On June 1, 2016, the Securities and Exchange Commission (the “SEC”) announced a settlement with Blackstreet Capital Management, LLC (“BCM”), a Maryland-based private equity firm, and its principal, Murry Gunty, that could negatively impact the ability of private equity funds to charge transaction fees in the future.1 Private equity funds have long charged fees at the closing of portfolio company transactions for their work in facilitating those transactions. These fees have become an important aspect of private equity fund compensation.
The settlement indicates that the SEC may now be taking the position that in certain circumstances transaction fees may not be charged by private equity funds unless they are registered broker-dealers. Private equity funds have historically taken the position that their work in facilitating portfolio company transactions does not involve the activities that would require a broker-dealer registration. The historical lack of enforcement actions by the SEC against private equity funds for failing to be registered has lead the private equity industry to believe that the SEC (at least tacitly) agreed with them that transaction fees could be charged without a broker-dealer registration.
The recent settlement with BCM, however, calls this conclusion into question. It now appears that the SEC believes, at least in some circumstances, that private equity funds must be registered broker-dealers or collection of a transaction fee will be unlawful. If this settlement is indicative of a desire by the SEC to bring actions against private equity funds for failing to be registered, a substantial source of private equity fund revenue may be in jeopardy.
While all of the facts in the BCM matter cannot be gleaned from the settlement, the SEC alleged that in exchange for some $1.8 million in transaction fees over a period of seven years, BCM engaged in brokerage activities which required registration. The activities the SEC alleged required a broker-dealer registration included “soliciting deals, identifying buyers or sellers, negotiating and structuring transactions, arranging financing, and executing the transactions.” These activities are commonly undertaken by private equity funds executing portfolio company transactions.
The Securities Exchange Act of 1934 (the “Exchange Act”) makes it unlawful for a “broker” to “effect any transactions in . . . any security . . . unless such broker or dealer is registered.” A “broker” is defined as “any person engaged in the business of effecting transactions in securities for the account of others.” Thus, a fund should only be required to register as a broker-dealer if it is “engaged in the business of effecting transaction” in securities for third parties.
Unfortunately, the Exchange Act does not define what constitutes being “engaged in the business of effecting transactions”. The only guidance we have comes from SEC pronouncements and enforcement actions, and the rulings of the federal courts who have evaluated the question.

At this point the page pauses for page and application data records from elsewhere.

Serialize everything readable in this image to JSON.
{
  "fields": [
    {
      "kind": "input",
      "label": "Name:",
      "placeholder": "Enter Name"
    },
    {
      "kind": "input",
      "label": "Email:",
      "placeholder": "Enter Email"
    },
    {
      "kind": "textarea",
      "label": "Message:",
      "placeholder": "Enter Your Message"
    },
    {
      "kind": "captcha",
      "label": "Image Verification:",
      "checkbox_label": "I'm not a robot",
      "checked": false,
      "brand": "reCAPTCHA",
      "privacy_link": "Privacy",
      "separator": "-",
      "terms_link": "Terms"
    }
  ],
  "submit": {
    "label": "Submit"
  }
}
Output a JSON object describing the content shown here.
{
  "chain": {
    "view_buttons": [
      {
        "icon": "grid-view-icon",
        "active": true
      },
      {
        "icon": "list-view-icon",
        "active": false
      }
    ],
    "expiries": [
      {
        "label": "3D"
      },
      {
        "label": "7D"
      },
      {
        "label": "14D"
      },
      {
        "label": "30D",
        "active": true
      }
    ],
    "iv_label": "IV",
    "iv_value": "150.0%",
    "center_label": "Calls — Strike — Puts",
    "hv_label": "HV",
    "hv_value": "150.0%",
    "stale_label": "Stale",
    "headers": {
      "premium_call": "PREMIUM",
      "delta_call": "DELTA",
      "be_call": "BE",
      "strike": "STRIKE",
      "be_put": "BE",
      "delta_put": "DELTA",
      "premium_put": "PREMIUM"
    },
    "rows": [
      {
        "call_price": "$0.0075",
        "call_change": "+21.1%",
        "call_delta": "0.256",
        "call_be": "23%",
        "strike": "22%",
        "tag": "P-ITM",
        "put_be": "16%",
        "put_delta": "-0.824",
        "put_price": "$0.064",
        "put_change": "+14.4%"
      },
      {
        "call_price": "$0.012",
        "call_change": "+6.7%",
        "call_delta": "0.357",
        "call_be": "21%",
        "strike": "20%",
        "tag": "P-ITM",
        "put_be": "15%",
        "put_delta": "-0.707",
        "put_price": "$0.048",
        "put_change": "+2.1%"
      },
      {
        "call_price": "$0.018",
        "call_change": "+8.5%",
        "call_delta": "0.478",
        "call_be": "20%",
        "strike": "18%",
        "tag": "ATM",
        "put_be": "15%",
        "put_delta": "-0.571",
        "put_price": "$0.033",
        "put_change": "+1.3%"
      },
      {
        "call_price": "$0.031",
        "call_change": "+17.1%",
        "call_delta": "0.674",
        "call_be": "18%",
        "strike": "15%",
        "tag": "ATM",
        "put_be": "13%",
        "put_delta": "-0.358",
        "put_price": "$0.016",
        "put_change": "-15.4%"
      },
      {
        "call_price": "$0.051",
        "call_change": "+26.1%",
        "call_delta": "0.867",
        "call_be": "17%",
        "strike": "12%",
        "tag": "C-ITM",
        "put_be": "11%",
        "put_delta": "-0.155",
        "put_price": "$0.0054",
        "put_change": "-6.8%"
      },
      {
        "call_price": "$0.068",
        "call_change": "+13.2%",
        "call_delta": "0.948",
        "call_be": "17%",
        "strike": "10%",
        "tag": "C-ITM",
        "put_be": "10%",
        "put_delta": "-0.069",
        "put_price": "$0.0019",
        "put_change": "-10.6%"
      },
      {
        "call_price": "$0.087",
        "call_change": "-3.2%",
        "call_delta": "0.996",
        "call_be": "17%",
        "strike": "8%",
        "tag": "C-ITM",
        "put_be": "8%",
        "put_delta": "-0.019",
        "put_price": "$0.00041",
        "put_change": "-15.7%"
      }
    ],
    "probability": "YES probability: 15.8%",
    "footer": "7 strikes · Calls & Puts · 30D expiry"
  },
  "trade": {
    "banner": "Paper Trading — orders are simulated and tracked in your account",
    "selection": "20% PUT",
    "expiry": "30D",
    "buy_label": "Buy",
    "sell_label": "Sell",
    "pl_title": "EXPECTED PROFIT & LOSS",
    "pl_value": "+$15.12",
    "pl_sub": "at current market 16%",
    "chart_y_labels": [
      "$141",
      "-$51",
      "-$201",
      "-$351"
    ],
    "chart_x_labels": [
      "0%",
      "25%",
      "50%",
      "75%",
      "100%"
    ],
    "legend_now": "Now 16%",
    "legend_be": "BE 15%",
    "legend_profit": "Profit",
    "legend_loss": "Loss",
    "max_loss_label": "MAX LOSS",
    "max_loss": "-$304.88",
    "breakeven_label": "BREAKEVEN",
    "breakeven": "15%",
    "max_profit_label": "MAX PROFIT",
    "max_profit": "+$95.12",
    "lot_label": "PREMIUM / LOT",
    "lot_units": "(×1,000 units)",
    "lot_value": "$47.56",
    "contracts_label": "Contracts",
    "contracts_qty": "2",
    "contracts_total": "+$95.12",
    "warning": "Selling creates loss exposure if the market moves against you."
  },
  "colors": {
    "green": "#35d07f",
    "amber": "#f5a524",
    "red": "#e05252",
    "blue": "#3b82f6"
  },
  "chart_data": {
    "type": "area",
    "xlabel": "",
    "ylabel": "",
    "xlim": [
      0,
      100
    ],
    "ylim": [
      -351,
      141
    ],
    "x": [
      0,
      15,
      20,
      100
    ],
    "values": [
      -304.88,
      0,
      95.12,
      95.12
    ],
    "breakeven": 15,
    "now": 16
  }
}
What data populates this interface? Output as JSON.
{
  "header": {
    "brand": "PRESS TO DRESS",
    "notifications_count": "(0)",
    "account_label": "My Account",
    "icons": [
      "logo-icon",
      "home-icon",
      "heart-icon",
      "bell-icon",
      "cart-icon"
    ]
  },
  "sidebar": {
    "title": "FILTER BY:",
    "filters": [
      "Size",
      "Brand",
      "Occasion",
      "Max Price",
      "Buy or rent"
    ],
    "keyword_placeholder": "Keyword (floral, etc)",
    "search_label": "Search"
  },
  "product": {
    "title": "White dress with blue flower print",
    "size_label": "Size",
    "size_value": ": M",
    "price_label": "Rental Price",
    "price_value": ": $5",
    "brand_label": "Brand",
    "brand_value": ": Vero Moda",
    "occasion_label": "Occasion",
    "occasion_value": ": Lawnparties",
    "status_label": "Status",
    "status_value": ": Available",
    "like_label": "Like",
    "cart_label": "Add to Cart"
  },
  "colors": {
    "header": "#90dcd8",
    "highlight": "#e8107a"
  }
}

In April 2013, David Blass, Chief Counsel of the SEC’s Division of Trading and Markets, spoke to a subcommittee of the American Bar Association on the issue of broker-dealer registration.2 He stated that a fund with a department of employees who sell interests in private funds could indicate that the adviser is “in the business” of effecting transactions in the private fund. Also, if an employee’s primary function is to solicit investors and/or the employee receives transaction-based compensation, then the employee also may be acting as a broker. Rule 3a4-1 under the Exchange Act describes the circumstances under which an issuer’s employees may effect transactions in the issuer’s securities without registration as brokers.
In February 2014, the SEC issued a no-action letter stating that it would not seek enforcement against “M&A Brokers” (defined, for purposes of the letter, as persons engaged in the business of effecting securities transactions solely in connection with the sale of privately-held businesses as a whole) whose practices meet the conditions set out in the letter.
The SEC also published a “Guide to Broker-Dealer Registration” on its website in which the SEC provides a list of individuals and/or entities that may need to register as a broker.3 This list includes “finders”, “business brokers”, and other individuals or entities that engage in finding buyers and sellers of businesses (i.e., activities relating to mergers and acquisitions where securities are involved). Below is a non-exhaustive list of the factors most frequently used by the federal courts to determine whether an individual or entity acted as a broker:
- whether the individual (or entity) worked as an employee of the issuer;
- whether the individual (or entity) received a commission rather than a salary;
- whether the individual (or entity) sells or earlier sold the securities of another issuer;
- whether the individual (or entity) participated in negotiations between the issuer and investor;
- whether the individual (or entity) provided either advice or a valuation as to the merit of an investment;
- whether the individual (or entity) actively (rather than passively) found investors;
- whether the individual (or entity) received transaction-based compensation; and
- The regularity of participation in securities transactions at key points in the chain of distribution.
Ultimately, the SEC relies on some combination of the above factors and also looks at the actual conduct of the individual or entity involved to make its determination.
The BCM settlement has only made private equity broker-dealer registration requirements more confusing. SEC Commissioner Michael Piwowar met with private equity CFOs and CCOs this week to discuss this murky issue. Hopefully, these meetings inspire the SEC to issue more concrete guidance.